“It’s just the best practice, to spend a little money there in return,” says Brady. “We visited a goat farm once and bought lots of milk products and goat cheeses.”  

His family’s other fond Harvest Hosts memories include winding down from the road at a car museum in Florida, a winery in downtown Sacramento, and a lavender farm in gorgeous Sequim, Washington.  

“It’s one of the most beautiful places in Washington,” Brady recalls. “We were able to park in a grassy area beside this huge weeping willow tree. It was so peaceful and serene, and we were able to use their internet.”

lavender farm rv camping

Like the Nelsons, the Brady family favors “boondocking,” which is camping “off the grid” and relying solely on their own supplies and resources. Rather than checking into conventional (and often crowded) campgrounds, they love the solitude they find in remote, undeveloped areas. Sometimes, though, a Plan B makes more sense, and that’s when they may find themselves grabbing a few hours of sleep in the parking lot of a business or even the driveway of a kindred spirit who offers hospitality through another facet of Harvest Hosts called Boondockers Welcome.  

Everything an RVer Could Need

“Harvest Hosts, for us, is this awesome way to meet in the middle of boondocking and actually camping in a developed area,” Brady says. “Sometimes they have hook-ups, which is nice, but most of the time it’s off-grid camping but on the site of a kind business that allows RVs to park there. In the case of the brewery in the heart of Sacramento’s business district, we were essentially camping in a paved parking lot. It was not scenic at all, but it was fun to be in a central location like that.” 

montana max united states of flavor

During the Nelsons’ travels, officially called the United States of Flavor Tour, the couple and their three rescue dogs (chows named Luna, Noelle, and Yeti) are making tracks in their 2005 Newmar Class A “diesel pusher” that resembles a tour bus. Along the way, they conduct cooking demonstrations, which they film and share on social media and other sites, to call attention to their Montana Max BBQ products. As a result, they’ve found new retail markets for their offerings and have forged many new friendships, no doubt sealed like their business agreements with a smile and a friendly handshake. These are among the lasting impressions they’ll take back with them to their home in Arkansas after covering almost 50,000 miles over the course of a year.  

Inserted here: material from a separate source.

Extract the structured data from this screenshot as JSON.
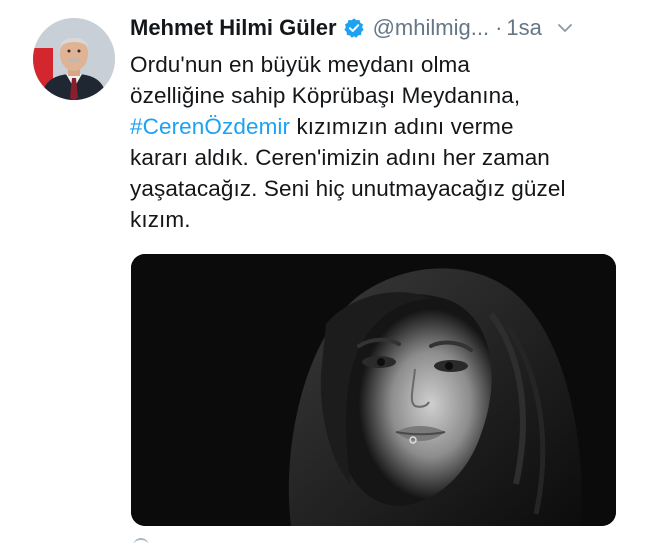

“We’re not just sending emails or talking to people on the phone,” Max says. “Life is about relationships, and we’re creating that kind of bond with people all across this country. To meet all of these people across all of these walks of life has been absolutely amazing.” 

Begin your adventure at harvesthosts.com

Stacy Lyn Harris’s Home Life of Adventure
Did you enjoy this story? SUBSCRIBE today to get more like this!

Trending articles

Related articles

Shopping Cart
H&Bmag_logo_white+color_rory
ENTER YOUR EMAIL FOR VIP ACCESS TO:

You’ll hear from us one time per week!

The Latest Content
Hook & Barrel INSIDER
Sneak Previews of  Upcoming Issues
Exclusive Discounts & Special Offers
Giveaways
AND MORE!